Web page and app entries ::
----

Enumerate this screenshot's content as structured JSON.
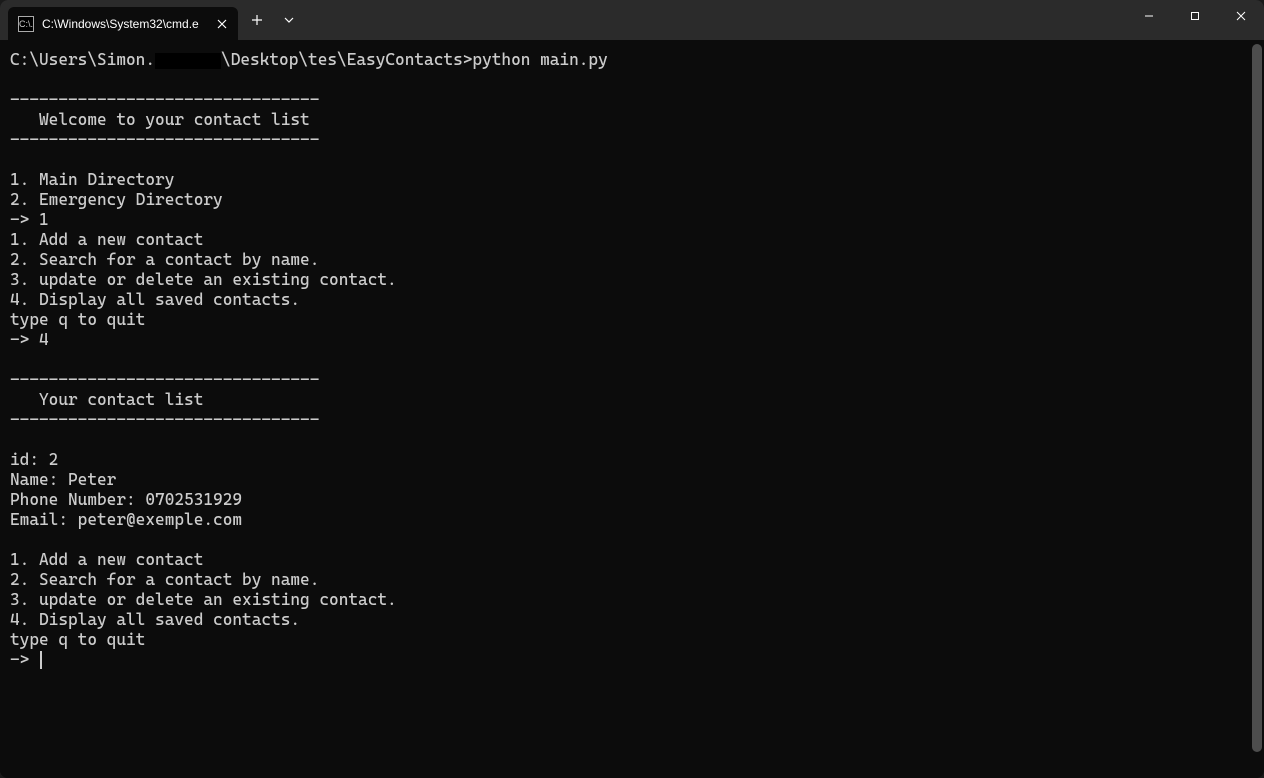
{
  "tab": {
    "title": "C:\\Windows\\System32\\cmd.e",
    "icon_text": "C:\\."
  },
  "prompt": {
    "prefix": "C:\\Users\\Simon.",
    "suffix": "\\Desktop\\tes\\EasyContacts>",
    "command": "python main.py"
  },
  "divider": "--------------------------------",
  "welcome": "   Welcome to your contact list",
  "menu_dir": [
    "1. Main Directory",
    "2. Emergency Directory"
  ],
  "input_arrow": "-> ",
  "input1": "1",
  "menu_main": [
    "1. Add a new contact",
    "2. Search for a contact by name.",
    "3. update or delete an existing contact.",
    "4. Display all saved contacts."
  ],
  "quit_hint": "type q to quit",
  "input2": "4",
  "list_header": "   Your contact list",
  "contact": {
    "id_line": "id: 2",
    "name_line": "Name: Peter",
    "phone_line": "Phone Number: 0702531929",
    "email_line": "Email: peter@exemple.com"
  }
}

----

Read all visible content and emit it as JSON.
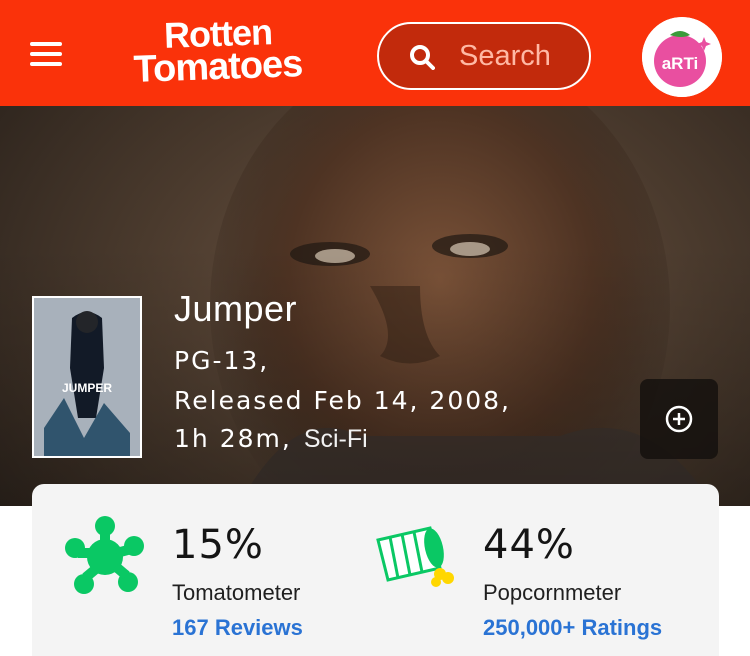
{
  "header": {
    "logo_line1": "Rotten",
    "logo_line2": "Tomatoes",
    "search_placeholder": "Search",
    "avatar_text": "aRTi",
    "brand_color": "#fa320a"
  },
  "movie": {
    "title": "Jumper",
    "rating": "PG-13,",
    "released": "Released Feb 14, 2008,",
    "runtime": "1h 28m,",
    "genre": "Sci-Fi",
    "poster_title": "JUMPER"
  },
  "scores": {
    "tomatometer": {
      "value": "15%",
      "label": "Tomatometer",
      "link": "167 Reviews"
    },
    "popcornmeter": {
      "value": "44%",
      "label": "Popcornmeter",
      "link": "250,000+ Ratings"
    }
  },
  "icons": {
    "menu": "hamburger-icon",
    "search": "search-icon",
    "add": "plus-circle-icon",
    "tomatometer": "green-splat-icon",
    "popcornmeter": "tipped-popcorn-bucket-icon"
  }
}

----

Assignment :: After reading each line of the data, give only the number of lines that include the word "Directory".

Response to this task :: 2